Carroll Dunham

Celebrated since the 1980s for his cartoonishly surreal paintings on wood veneer, Carroll Dunham is also a prolific and ingenious printmaker. Since he began making prints in 1984, in collaboration with Universal Limited Arts Editions, the artist has created many lithographs, relief prints, intaglios, screenprints, and monotypes. In “Carroll Dunham Prints: A Survey,” curator Allison Kemmerer presented, in approximately chronological order, some 120 such works—a selection that demonstrated the artist’s fascination with various techniques as well as his evolution from creating automatic drawings and abstract tuberous biomorphic shapes to portraying representational kitschy box-people and his naughty signature character, the “dick-nosed” man.

In the accompanying catalogue raisonné of his prints, Dunham describes how printmaking, which requires levels of analysis and strategic thinking much higher than those needed for his more automatic techniques, supports his artistic process: “Printmaking is both its own reward and a trigger for quantum leaps of vision in the other domains of my work.” However, in his early prints depicting otherworldly circular forms—inspired by the knotted patterns on the plywood veneer of his early paintings—Dunham does show a certain looseness. For example, in Accelerator, 1985, a darkly beautiful and spatially ambiguous lithograph sporting eight different shades of black, the artist exploited the varied types of marks, lines, and textures produced by working on stone. While the work was inspired by particle accelerators, its central vortex of thick dark concentric rings also conjures up a Dantesque circle of hell, drawing what look like animal appendages into its center. Below that, a second maelstrom of ringed energy is penetrated by hard-edged, boldly drawn geometric configurations surrounded by an array of thin playful scribbles.

While these early black-and-white lithographs seem to betray an intuitive approach to the medium, the modernist forms and three-dimensional illusions in Full Spectrum, 1985–86, a fourteen-color lithograph and silk screen, suggest a turn toward something more composed. Here, clearly defined colored circles float atop an Abstract Expressionist–like field of orange and yellow muscular strokes, streaks, and drips. Soon after making this Dunham produced four grand-scale intaglios with central anvil-shaped forms. The most brutally beautiful of this group, Point of Origin, 1988–92, features a bloodred biomorphic T exuding from a primordial ocean of reds and browns. The simple figurative “box creatures”—the name, according to Kemmerer’s catalogue essay, that his daughter gave to the treelike beings with huge libidinous lips and clenched teeth that appeared in his reduction block prints of the early to mid-1990s—evolved, in the intaglio Island, 1997–98, into a treelike humanoid with a branchlike nose suggestive of a penis with testicles.

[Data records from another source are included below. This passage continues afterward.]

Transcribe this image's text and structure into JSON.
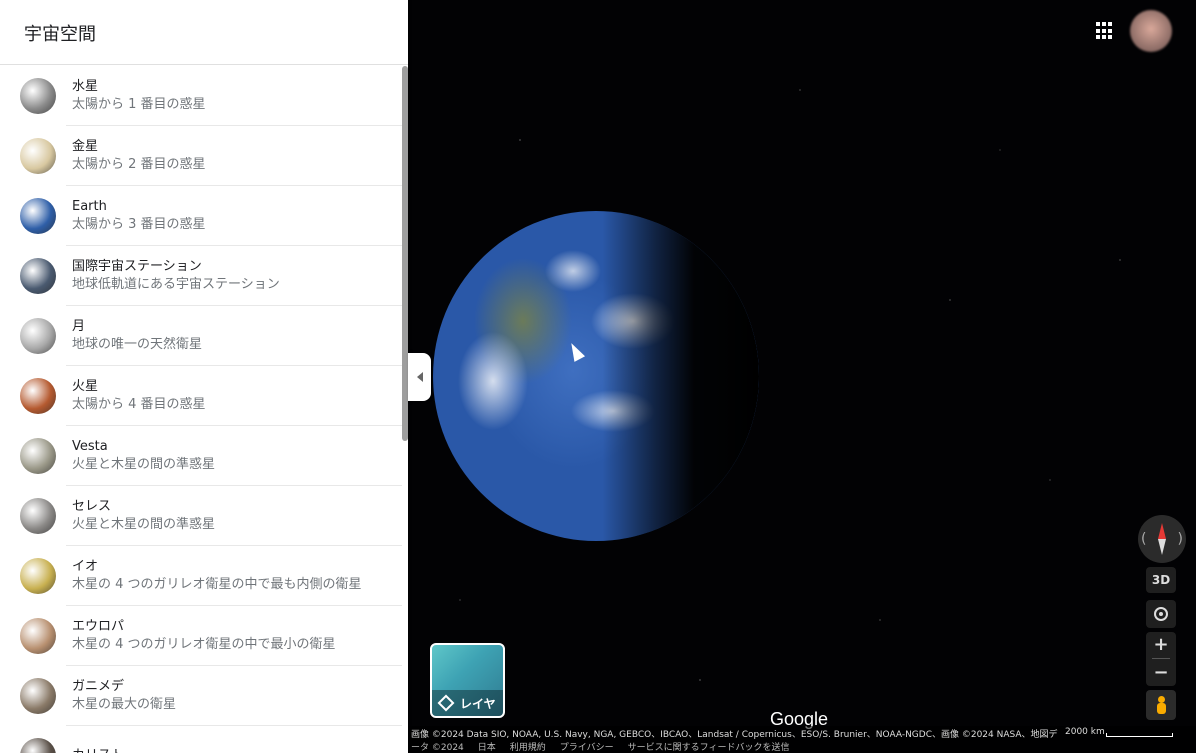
{
  "panel": {
    "title": "宇宙空間",
    "items": [
      {
        "name": "水星",
        "desc": "太陽から 1 番目の惑星",
        "color": "#8a8a8a"
      },
      {
        "name": "金星",
        "desc": "太陽から 2 番目の惑星",
        "color": "#d8c8a0"
      },
      {
        "name": "Earth",
        "desc": "太陽から 3 番目の惑星",
        "color": "#2f5fa8"
      },
      {
        "name": "国際宇宙ステーション",
        "desc": "地球低軌道にある宇宙ステーション",
        "color": "#4a5a70"
      },
      {
        "name": "月",
        "desc": "地球の唯一の天然衛星",
        "color": "#a8a8a8"
      },
      {
        "name": "火星",
        "desc": "太陽から 4 番目の惑星",
        "color": "#b55a30"
      },
      {
        "name": "Vesta",
        "desc": "火星と木星の間の準惑星",
        "color": "#9a9888"
      },
      {
        "name": "セレス",
        "desc": "火星と木星の間の準惑星",
        "color": "#8a8886"
      },
      {
        "name": "イオ",
        "desc": "木星の 4 つのガリレオ衛星の中で最も内側の衛星",
        "color": "#c8b050"
      },
      {
        "name": "エウロパ",
        "desc": "木星の 4 つのガリレオ衛星の中で最小の衛星",
        "color": "#b89070"
      },
      {
        "name": "ガニメデ",
        "desc": "木星の最大の衛星",
        "color": "#8a7a68"
      },
      {
        "name": "カリスト",
        "desc": "",
        "color": "#5a5048"
      }
    ]
  },
  "controls": {
    "three_d": "3D",
    "zoom_in": "+",
    "zoom_out": "−",
    "layers_label": "レイヤ"
  },
  "footer": {
    "logo": "Google",
    "attribution": "画像 ©2024 Data SIO, NOAA, U.S. Navy, NGA, GEBCO、IBCAO、Landsat / Copernicus、ESO/S. Brunier、NOAA-NGDC、画像 ©2024 NASA、地図デ",
    "scale": "2000 km",
    "links": [
      "ータ ©2024",
      "日本",
      "利用規約",
      "プライバシー",
      "サービスに関するフィードバックを送信"
    ]
  }
}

The figure with a stovepipe hat—the protagonist of Dunham’s more recent paintings—is introduced in the wood engraving Stove Pipe Hat, 2000. This eyeless caricature, with Pepto-Bismol-pink face, penile nose, and clenched white teeth, could be interpreted as a self-portrait, the personal association emphasized by his choice of support, a wooden panel, which evokes the early works. In subsequent prints Dunham’s enigmatic man is inserted into a variety of situations, positions, directions, and forms: gunslinging, enjoying landscapes, collecting dust, and posing erotically with a hermaphroditic lower body. Perhaps an effort to get rid of this irrepressible character, Closing In, 2003, is a portfolio of five color etchings in which the man’s head is magnified and cropped into barely recognizable forms. In the fourteen black-and-white lithographs that make up “Untitled,” 2004–2006, the figure’s body parts appear jumbled in jazzy cubist abstractions. The most recent works shown are monotypes portraying boxy green trees with phallic branches; as Kemmerer notes, “Dunham’s existential antihero is being reabsorbed into the organic life that spawned him.” Like the other prints in the show, these works speak to Dunham’s formal dexterity and his ability to make potent combinations of captivating allusions and illusions, rage and delight.

Francine Koslow Miller